**Required work**.
Sift the listing for lines that hold the string "JSON" and pull them out.
○ ○ ○
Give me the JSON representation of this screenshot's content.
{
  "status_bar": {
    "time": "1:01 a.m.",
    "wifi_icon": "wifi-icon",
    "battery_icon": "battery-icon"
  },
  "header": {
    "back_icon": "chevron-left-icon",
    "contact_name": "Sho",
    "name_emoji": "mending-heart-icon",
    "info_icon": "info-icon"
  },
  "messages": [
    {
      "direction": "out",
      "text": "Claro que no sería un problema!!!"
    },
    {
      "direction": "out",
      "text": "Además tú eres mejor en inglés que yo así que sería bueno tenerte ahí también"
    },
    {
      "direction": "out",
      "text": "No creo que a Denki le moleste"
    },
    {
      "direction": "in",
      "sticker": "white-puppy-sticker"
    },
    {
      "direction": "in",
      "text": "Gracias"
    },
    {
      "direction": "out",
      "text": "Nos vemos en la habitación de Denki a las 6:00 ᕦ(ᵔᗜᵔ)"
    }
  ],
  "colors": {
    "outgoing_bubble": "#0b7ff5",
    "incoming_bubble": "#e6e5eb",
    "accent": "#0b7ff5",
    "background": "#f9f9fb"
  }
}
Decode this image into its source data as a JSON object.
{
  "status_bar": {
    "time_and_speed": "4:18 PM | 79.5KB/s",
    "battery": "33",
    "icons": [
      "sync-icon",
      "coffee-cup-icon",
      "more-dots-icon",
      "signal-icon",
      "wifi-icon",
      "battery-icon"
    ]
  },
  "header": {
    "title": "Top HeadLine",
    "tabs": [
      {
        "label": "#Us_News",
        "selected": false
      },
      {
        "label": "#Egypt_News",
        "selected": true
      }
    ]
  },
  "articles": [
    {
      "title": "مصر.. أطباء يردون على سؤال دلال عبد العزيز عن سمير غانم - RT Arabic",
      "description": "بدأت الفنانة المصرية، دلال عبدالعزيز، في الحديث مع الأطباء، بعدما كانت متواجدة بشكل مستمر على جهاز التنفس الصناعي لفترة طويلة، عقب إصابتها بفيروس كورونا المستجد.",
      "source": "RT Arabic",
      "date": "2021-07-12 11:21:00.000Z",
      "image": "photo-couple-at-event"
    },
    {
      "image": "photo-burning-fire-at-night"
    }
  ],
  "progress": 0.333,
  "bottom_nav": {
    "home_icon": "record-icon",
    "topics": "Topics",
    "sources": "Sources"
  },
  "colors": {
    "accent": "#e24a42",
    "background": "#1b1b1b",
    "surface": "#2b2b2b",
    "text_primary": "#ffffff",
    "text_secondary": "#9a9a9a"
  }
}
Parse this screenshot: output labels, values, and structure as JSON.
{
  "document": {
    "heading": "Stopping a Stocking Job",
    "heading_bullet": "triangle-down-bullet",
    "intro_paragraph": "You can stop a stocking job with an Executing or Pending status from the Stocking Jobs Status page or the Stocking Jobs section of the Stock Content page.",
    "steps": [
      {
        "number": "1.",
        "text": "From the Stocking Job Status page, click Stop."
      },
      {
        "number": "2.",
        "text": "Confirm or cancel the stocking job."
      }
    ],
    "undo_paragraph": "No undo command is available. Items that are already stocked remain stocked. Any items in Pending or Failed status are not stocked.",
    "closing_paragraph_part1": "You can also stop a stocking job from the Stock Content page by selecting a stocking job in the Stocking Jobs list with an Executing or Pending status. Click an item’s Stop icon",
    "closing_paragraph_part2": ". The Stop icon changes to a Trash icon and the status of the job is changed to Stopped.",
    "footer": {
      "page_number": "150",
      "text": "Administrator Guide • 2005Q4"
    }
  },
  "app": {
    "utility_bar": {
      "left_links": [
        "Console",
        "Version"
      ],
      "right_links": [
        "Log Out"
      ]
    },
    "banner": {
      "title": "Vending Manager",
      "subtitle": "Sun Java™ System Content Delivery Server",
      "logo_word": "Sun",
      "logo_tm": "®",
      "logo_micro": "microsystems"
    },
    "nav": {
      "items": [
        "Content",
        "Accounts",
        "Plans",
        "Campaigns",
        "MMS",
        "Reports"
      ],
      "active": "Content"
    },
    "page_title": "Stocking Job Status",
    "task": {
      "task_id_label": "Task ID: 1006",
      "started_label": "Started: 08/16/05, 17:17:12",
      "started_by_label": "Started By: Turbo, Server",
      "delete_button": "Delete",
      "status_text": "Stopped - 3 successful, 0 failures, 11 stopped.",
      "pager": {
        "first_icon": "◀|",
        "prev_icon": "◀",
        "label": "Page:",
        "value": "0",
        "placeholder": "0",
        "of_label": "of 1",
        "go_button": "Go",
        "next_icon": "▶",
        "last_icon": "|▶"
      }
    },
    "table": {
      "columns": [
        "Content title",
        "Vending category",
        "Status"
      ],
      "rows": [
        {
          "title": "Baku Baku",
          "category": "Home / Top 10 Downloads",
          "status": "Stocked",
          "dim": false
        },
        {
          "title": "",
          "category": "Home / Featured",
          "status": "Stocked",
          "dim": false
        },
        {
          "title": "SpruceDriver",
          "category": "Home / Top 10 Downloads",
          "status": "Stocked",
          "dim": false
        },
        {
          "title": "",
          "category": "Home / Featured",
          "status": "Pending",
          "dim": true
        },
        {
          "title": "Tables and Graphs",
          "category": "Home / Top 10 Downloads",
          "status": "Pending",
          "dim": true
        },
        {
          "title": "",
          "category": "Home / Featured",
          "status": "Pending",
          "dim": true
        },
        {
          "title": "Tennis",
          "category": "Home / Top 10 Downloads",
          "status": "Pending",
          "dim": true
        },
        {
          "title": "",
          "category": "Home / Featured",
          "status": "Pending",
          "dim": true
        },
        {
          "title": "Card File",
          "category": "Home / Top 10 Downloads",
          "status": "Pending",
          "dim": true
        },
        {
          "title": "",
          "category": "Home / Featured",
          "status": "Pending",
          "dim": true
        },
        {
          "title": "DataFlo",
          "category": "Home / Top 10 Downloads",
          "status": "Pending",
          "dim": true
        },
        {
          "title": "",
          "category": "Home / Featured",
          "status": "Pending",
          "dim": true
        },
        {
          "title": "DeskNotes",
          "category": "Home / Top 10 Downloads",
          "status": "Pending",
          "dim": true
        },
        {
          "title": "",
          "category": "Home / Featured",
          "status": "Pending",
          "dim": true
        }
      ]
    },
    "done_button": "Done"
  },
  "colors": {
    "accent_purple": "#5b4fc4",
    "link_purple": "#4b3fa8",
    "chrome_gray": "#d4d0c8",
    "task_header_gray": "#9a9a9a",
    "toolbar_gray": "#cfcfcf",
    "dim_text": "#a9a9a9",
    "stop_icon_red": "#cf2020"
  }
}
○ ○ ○
**Answer to this exercise**.
Give me the JSON representation of this screenshot's content.
Decode this image into its source data as a JSON object.
Parse this screenshot: output labels, values, and structure as JSON.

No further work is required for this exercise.